INSTRUCTIONS TO FOLLOW:
In the data below, which lines contain "Vernehmlassung"? List them by copying each one.

DATA SHOWN:
--- START ---

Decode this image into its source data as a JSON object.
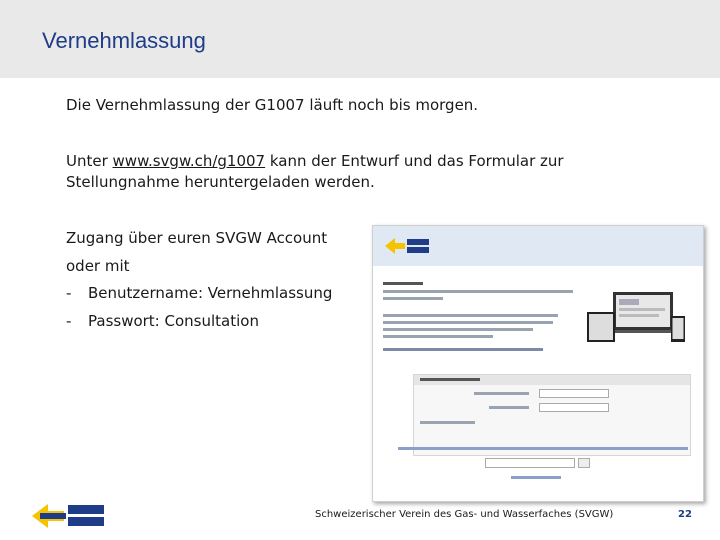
{
  "slide": {
    "title": "Vernehmlassung",
    "line1": "Die Vernehmlassung der G1007 läuft noch bis morgen.",
    "line2_pre": "Unter ",
    "line2_link": "www.svgw.ch/g1007",
    "line2_post": " kann der Entwurf und das Formular zur Stellungnahme heruntergeladen werden.",
    "line3": "Zugang über euren SVGW Account",
    "line4": "oder mit",
    "bullets": [
      {
        "dash": "-",
        "text": "Benutzername: Vernehmlassung"
      },
      {
        "dash": "-",
        "text": "Passwort: Consultation"
      }
    ]
  },
  "footer": {
    "org": "Schweizerischer Verein des Gas- und Wasserfaches (SVGW)",
    "page": "22"
  },
  "colors": {
    "brand_blue": "#1f3c88",
    "brand_yellow": "#f5c400",
    "title_bar": "#e9e9e9"
  }
}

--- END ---

OUTPUT:
    "title": "Vernehmlassung",
    "line1": "Die Vernehmlassung der G1007 läuft noch bis morgen.",
        "text": "Benutzername: Vernehmlassung"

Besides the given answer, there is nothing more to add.